No matter where you grew up or what your life experience may be, you probably had a family tradition you remember fondly or happy memories of your childhood summers. Those memories may go hand-in-hand with comfort foods that you enjoyed as part of a celebration or just because it was a hot sunny day. You are not alone in thinking there is a link between food and memories; in fact, you have the support of science to confirm it.
It’s All in Your Head
Blame that connection of food and memories on your hippocampus, located in the medial temporal lobe of the brain, which supports such functions as emotions, memory, learning, and spatial relations. As part of the limbic system, the hippocampus also works closely with the olfactory bulb, which transmits information to the brain about the sense of smell.
When the sense of smell is bundled into the process of forming memories, you have a powerful association that can help you know what to do. One example is when you smell unpleasant smells, such as smoke or the odor of a skunk; you know how to be safe because your memory has warned you of potential danger. It can also tie into your earlier memories and emotions, which can explain the delight you feel when you smell the aroma of a freshly baked apple pie.

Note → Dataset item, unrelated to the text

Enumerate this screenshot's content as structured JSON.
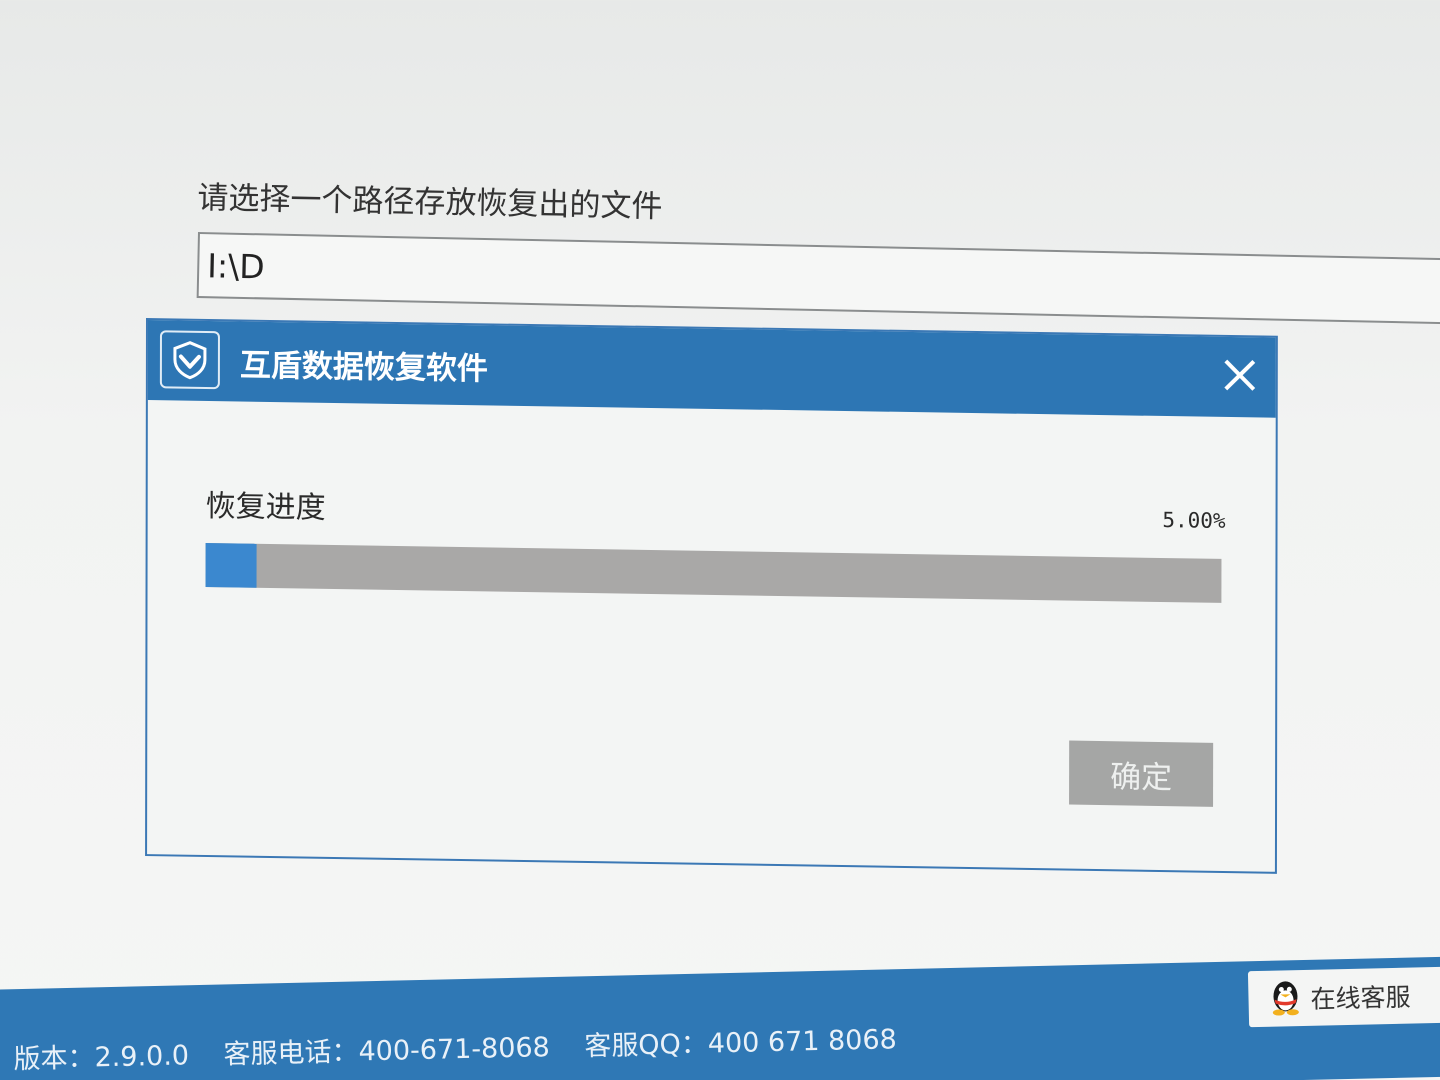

Taste goes along with smell to interpret different foods, identifying salty, sweet, sour, or bitter flavors with the aromas before sending all the information up to the brain, where memories are attached to it. Taste is enhanced by the smell, and the smell is the link that allows your hippocampus to recall those emotions.
One of the greatest pleasures in life is enjoying food. It is a basic need that contains deeper meaning because of the memories we associate with it. Even if you try to eat healthy or follow a special diet, you can still occasionally indulge in comfort foods that trigger emotions and memories from your past. If you have childhood favorites or summer treats that you miss, allow yourself to savor and relive your remembrances. Foods that hold special meaning for you enable you to revisit and explore a lifetime of experiences. Sharing those foods with friends and loved ones can heighten the enjoyment as you strengthen bonds with your community through storytelling and breaking bread.
Take a Bigger Bite
Of course, this explanation of the connection of food and memories is rather simplistic, but if you want to learn more, you can find books to devour and discuss. Some titles that you might find interesting include:
A Bowl of Olives: on Food and Memory, Sara Madda
The Omnivorous Mind, John S. Allen
Edible Memory: the Lure of Heirloom Tomatoes and Other Forgotten Foods, Jennifer A. Jordan
This is just a sampling of what you can discover; there are many more memoirs, cookbooks, or other nonfiction sources just waiting for you to sink your teeth into them.
Have Another Helping
Another book you may enjoy, especially if you want to relish memories of home style Southern cuisine, is “Mama Dip” Council’s Mama Dip’s Family Cookbook. If you have yet to meet Chapel Hill’s own Mama Dip, an expert on comfort food that feeds your soul, you will have the opportunity on Sunday, June 19, at 4pm, as part of our Summer Sundays series. She will be speaking in the Chapin Auditorium and sharing her own stories of food and memories. Copies of her book will be available for purchase and signing. If you would like more information about this fantastic afternoon or other programming for Galloway Ridge independent living residents, click here.